• **ACTION ITEM**: The lines to copy are those in the listing that hold the word "JSON".

• **DATA IN THIS EXERCISE**:

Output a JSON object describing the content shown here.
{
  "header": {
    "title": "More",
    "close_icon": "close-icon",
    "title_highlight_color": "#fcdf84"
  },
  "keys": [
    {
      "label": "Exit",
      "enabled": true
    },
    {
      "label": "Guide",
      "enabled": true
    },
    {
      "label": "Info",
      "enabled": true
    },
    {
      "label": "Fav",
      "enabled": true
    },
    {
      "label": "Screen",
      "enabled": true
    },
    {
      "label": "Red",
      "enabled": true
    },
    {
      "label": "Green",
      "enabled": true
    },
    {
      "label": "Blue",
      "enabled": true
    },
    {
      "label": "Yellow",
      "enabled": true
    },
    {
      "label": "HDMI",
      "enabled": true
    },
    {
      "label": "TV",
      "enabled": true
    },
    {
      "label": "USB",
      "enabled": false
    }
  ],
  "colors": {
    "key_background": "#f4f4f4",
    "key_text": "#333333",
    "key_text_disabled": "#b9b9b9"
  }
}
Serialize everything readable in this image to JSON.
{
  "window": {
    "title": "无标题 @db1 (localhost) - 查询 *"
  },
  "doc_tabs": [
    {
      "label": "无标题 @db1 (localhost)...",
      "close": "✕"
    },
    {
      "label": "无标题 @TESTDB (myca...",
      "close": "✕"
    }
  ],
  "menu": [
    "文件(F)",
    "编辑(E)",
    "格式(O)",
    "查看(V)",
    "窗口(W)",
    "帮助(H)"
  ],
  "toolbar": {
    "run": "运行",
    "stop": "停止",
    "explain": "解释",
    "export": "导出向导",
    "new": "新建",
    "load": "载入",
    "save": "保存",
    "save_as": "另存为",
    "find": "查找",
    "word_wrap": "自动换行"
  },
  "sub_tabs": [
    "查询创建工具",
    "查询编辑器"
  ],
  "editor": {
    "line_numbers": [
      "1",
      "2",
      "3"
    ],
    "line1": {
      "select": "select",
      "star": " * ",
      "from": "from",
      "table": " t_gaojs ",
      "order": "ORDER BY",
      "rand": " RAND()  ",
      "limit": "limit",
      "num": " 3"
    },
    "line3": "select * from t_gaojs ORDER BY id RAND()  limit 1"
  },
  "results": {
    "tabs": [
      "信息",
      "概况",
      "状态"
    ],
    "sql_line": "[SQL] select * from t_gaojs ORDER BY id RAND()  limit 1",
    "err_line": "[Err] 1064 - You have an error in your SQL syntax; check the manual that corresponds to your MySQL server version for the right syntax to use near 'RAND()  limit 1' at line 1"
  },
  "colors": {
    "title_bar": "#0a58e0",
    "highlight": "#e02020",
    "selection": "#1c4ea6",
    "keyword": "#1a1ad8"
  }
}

• **RESPONSE TO THE EXERCISE**:
Output a JSON object describing the content shown here.
Serialize everything readable in this image to JSON.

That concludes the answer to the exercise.